11:00am PT by Ashley Lee
Eddie Redmayne Returns to Modeling as Trans Pioneer
A version of this story first appeared in the Nov. 27 issue of The Hollywood Reporter magazine. To receive the magazine, click here to subscribe.
Lili Elbe's groundbreaking transgender transition is one that The Danish Girl aimed to capture both onscreen and on canvas.
Actor Eddie Redmayne begins the film as Einar Wegener, who is beloved throughout Denmark for his meditative but impersonal landscape paintings.
"What's fascinating about the Einar paintings is how little they reveal actually about the painter," director Tom Hooper tells The Hollywood Reporter of the 20 re-created landscape pieces. "[Trans filmmaker] Lana Wachowski. who shared her wisdom on the story early on, described them as little coffins in which Einar keeps burying his secret, and the idea that they're actually statements of some kind of repression. I thought that was really interesting. That art dropped away as Einar became Lili almost because the paintings weren't emotionally authentic."
Therefore, the pieces truest to the title character are those painted by wife Gerda (played by Alicia Vikander). When the struggling portraitist asks Einar to pose for her in stockings and slippers, Lili begins to emerge, and Gerda churns out hundreds of well-received works starring her newly-discovered muse.
Showcasing paintings of Lili in the film was a journey of a task. "For a long time, I was a purist and said, 'You have to use the real paintings of Lili,' until my production designer [Eve Stewart] pointed out, quite sensibly, 'But they're not Eddie Redmayne!'" Hooper laughs. The two tried digitally superimposing Redmayne's face into replicas of the original works, "but it still wasn't quite right. In the end, we only cracked it when we got Eddie to actually pose as Lili."
Hooper and Stewart worked with British muralist Susannah Brough and two other artists at painting sessions, which had Redmayne on site as Lili at Elstree Studios UK to recreate over 40 poses from Gerda's expansive archive. The process took two months, since all of the pencil drawings were also produced. "Each painting correlates to a real Lili painting," says Hooper. Where are they now? "I think we're gonna plan to exhibit them with some of the screenings."
Afterward, Redmayne won't be nabbing any artwork from the production for himself, especially if it's of himself. "I think it'd be a bit surreal to have paintings of me in Lili guise," says the Oscar winner.
Instead, he'd prefer an original Einar landscape, which surrounded him while shooting at The Royal Opera House in Copenhagen.

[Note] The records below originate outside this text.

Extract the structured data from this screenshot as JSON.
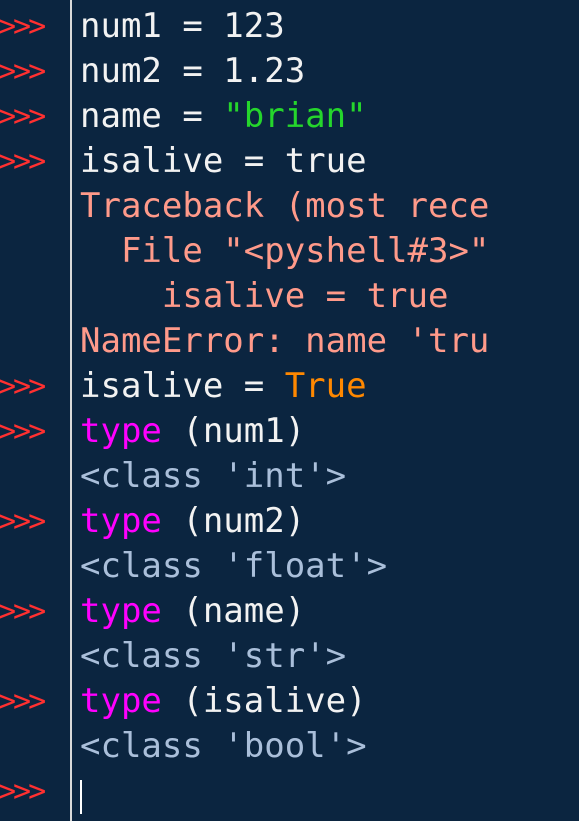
{
  "prompt_symbol": ">>>",
  "colors": {
    "background": "#0b2540",
    "prompt": "#ff3030",
    "plain": "#f2f2f2",
    "string": "#25d62c",
    "error": "#ff9a8a",
    "keyword": "#ff8800",
    "builtin": "#ff00ff",
    "output": "#aabfda"
  },
  "lines": [
    {
      "kind": "input",
      "parts": [
        {
          "text": "num1 = 123",
          "style": "plain"
        }
      ]
    },
    {
      "kind": "input",
      "parts": [
        {
          "text": "num2 = 1.23",
          "style": "plain"
        }
      ]
    },
    {
      "kind": "input",
      "parts": [
        {
          "text": "name = ",
          "style": "plain"
        },
        {
          "text": "\"brian\"",
          "style": "string"
        }
      ]
    },
    {
      "kind": "input",
      "parts": [
        {
          "text": "isalive = true",
          "style": "plain"
        }
      ]
    },
    {
      "kind": "output",
      "parts": [
        {
          "text": "Traceback (most rece",
          "style": "error"
        }
      ]
    },
    {
      "kind": "output",
      "parts": [
        {
          "text": "  File \"<pyshell#3>\"",
          "style": "error"
        }
      ]
    },
    {
      "kind": "output",
      "parts": [
        {
          "text": "    isalive = true",
          "style": "error"
        }
      ]
    },
    {
      "kind": "output",
      "parts": [
        {
          "text": "NameError: name 'tru",
          "style": "error"
        }
      ]
    },
    {
      "kind": "input",
      "parts": [
        {
          "text": "isalive = ",
          "style": "plain"
        },
        {
          "text": "True",
          "style": "keyword"
        }
      ]
    },
    {
      "kind": "input",
      "parts": [
        {
          "text": "type",
          "style": "builtin"
        },
        {
          "text": " (num1)",
          "style": "plain"
        }
      ]
    },
    {
      "kind": "output",
      "parts": [
        {
          "text": "<class 'int'>",
          "style": "output"
        }
      ]
    },
    {
      "kind": "input",
      "parts": [
        {
          "text": "type",
          "style": "builtin"
        },
        {
          "text": " (num2)",
          "style": "plain"
        }
      ]
    },
    {
      "kind": "output",
      "parts": [
        {
          "text": "<class 'float'>",
          "style": "output"
        }
      ]
    },
    {
      "kind": "input",
      "parts": [
        {
          "text": "type",
          "style": "builtin"
        },
        {
          "text": " (name)",
          "style": "plain"
        }
      ]
    },
    {
      "kind": "output",
      "parts": [
        {
          "text": "<class 'str'>",
          "style": "output"
        }
      ]
    },
    {
      "kind": "input",
      "parts": [
        {
          "text": "type",
          "style": "builtin"
        },
        {
          "text": " (isalive)",
          "style": "plain"
        }
      ]
    },
    {
      "kind": "output",
      "parts": [
        {
          "text": "<class 'bool'>",
          "style": "output"
        }
      ]
    },
    {
      "kind": "prompt",
      "parts": []
    }
  ]
}
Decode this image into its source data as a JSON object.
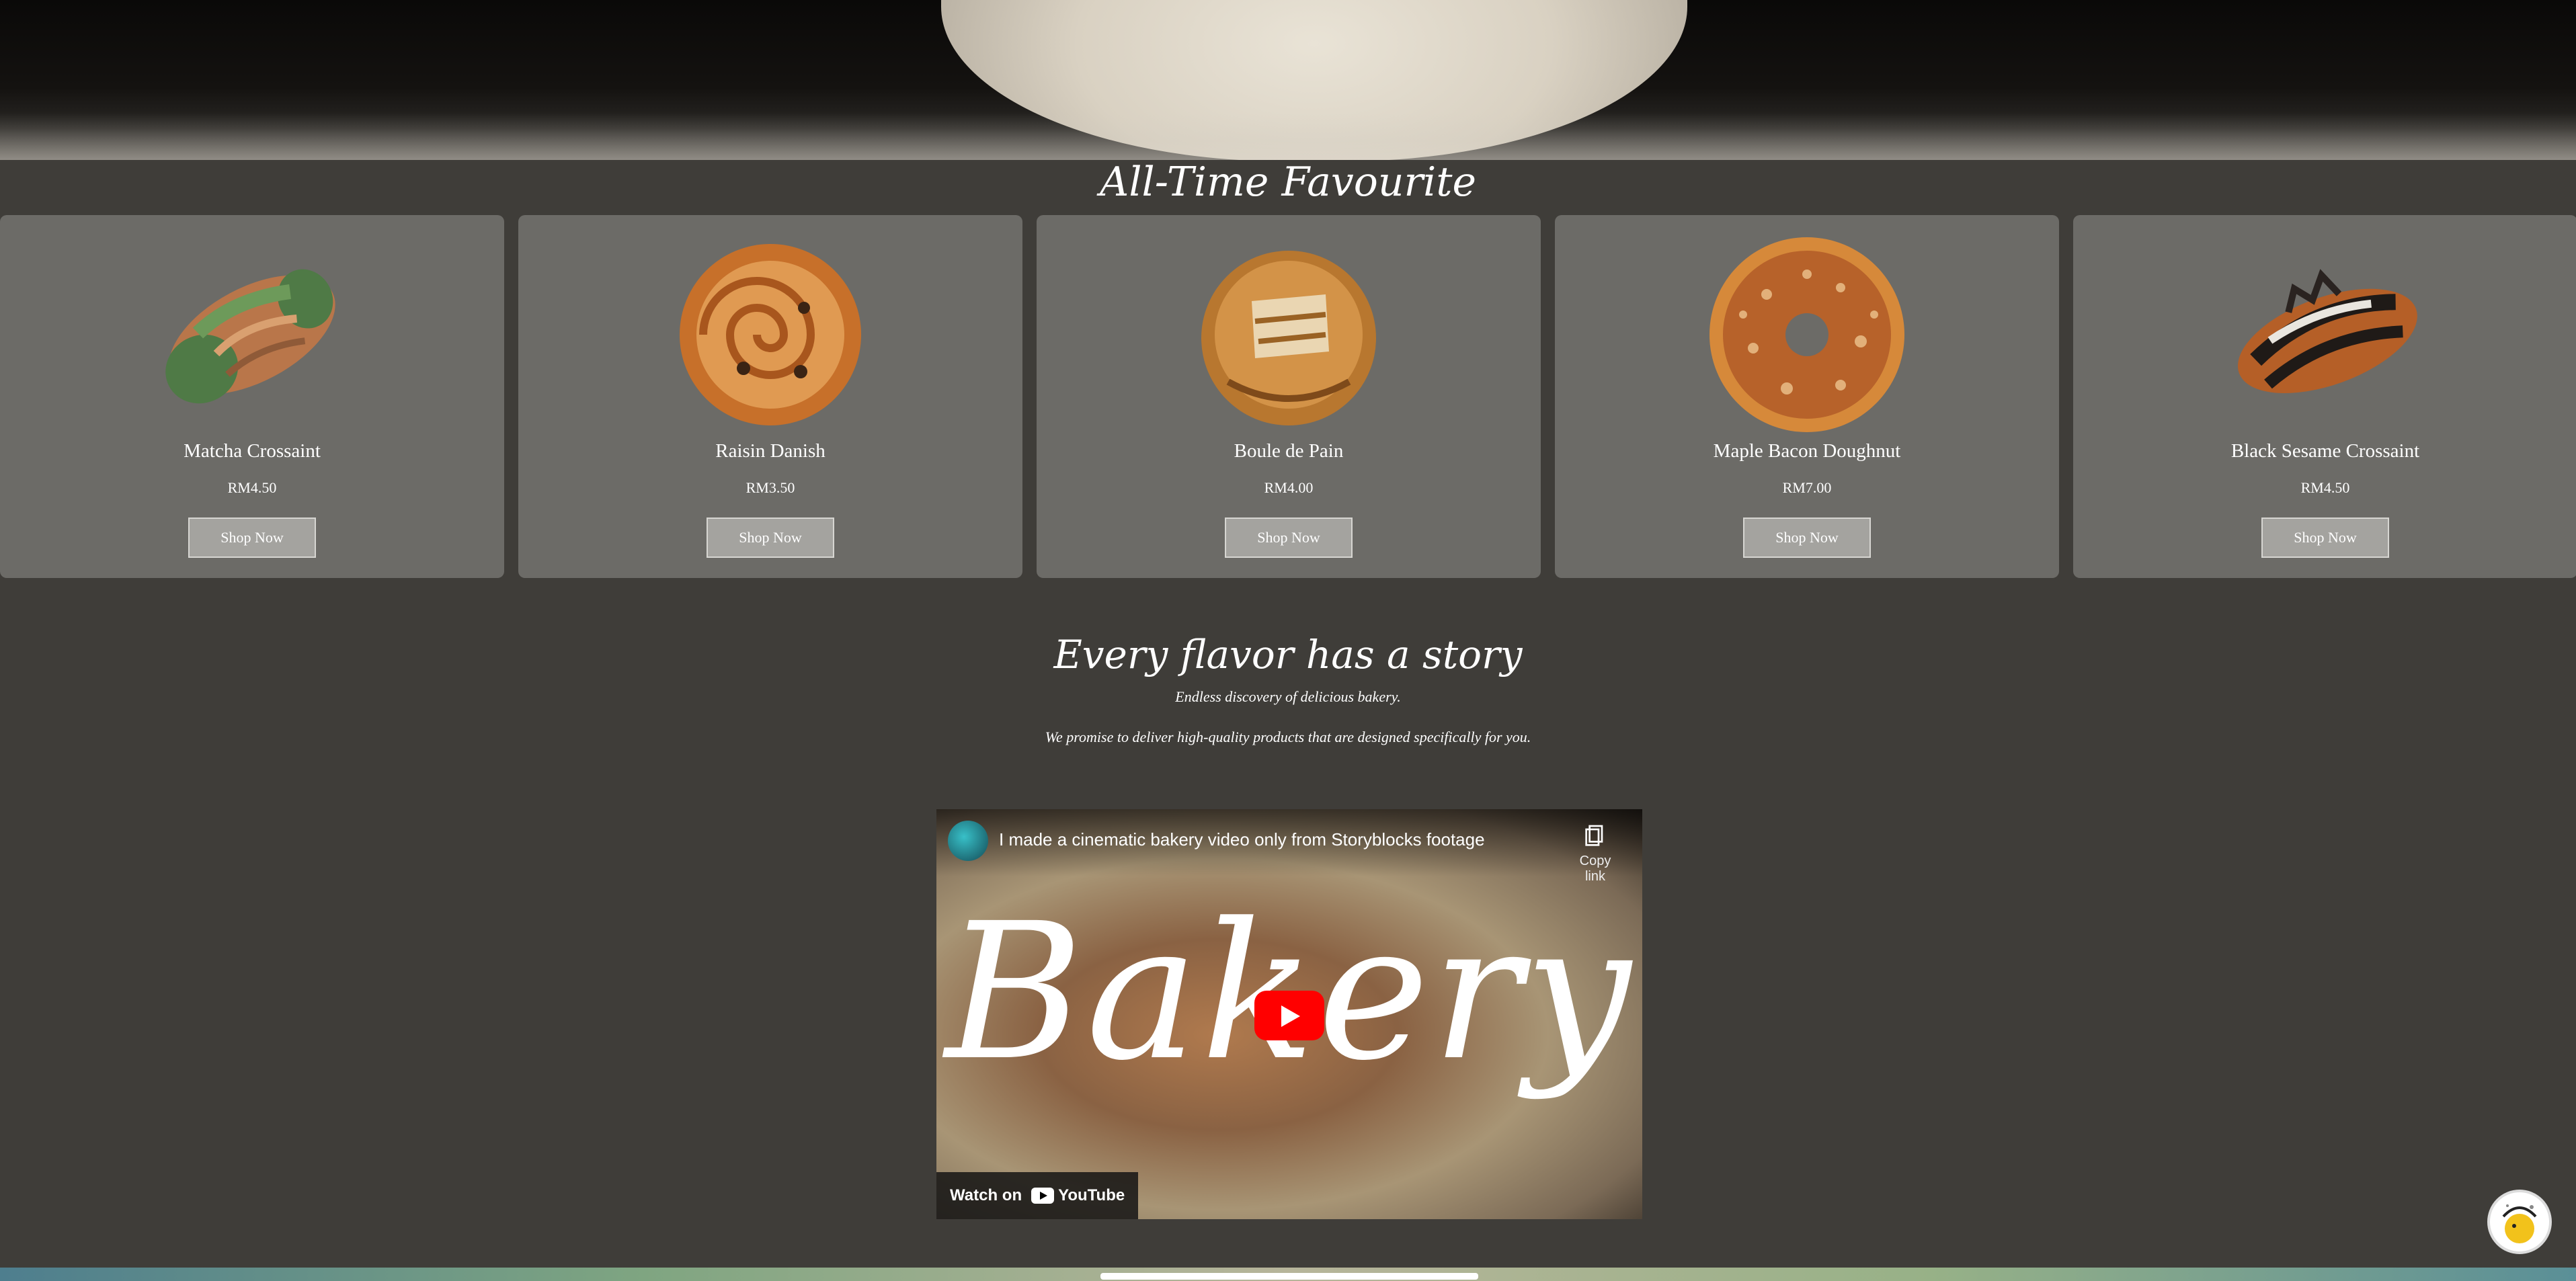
{
  "favourites": {
    "title": "All-Time Favourite",
    "products": [
      {
        "name": "Matcha Crossaint",
        "price": "RM4.50",
        "button": "Shop Now",
        "icon": "matcha-croissant-image"
      },
      {
        "name": "Raisin Danish",
        "price": "RM3.50",
        "button": "Shop Now",
        "icon": "raisin-danish-image"
      },
      {
        "name": "Boule de Pain",
        "price": "RM4.00",
        "button": "Shop Now",
        "icon": "boule-bread-image"
      },
      {
        "name": "Maple Bacon Doughnut",
        "price": "RM7.00",
        "button": "Shop Now",
        "icon": "doughnut-image"
      },
      {
        "name": "Black Sesame Crossaint",
        "price": "RM4.50",
        "button": "Shop Now",
        "icon": "black-sesame-croissant-image"
      }
    ]
  },
  "story": {
    "title": "Every flavor has a story",
    "line1": "Endless discovery of delicious bakery.",
    "line2": "We promise to deliver high-quality products that are designed specifically for you."
  },
  "video": {
    "title": "I made a cinematic bakery video only from Storyblocks footage",
    "copy_label": "Copy link",
    "overlay_word": "Bakery",
    "watch_on": "Watch on",
    "youtube_label": "YouTube"
  },
  "colors": {
    "background": "#3f3d39",
    "card": "#6c6b67",
    "button": "#a4a39f",
    "play": "#ff0000"
  }
}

"Rather than being in a trailer, I was in a room by the Opera and the production team has found some of Lili's paintings from when she was living as Einar that were on my wall. It was amazing to have that as inspiration," says Redmayne. Also on his wish list: "I'd love to own some of Gerda's real paintings of Lili, but I think I'm probably behind the times! I should have invested early!"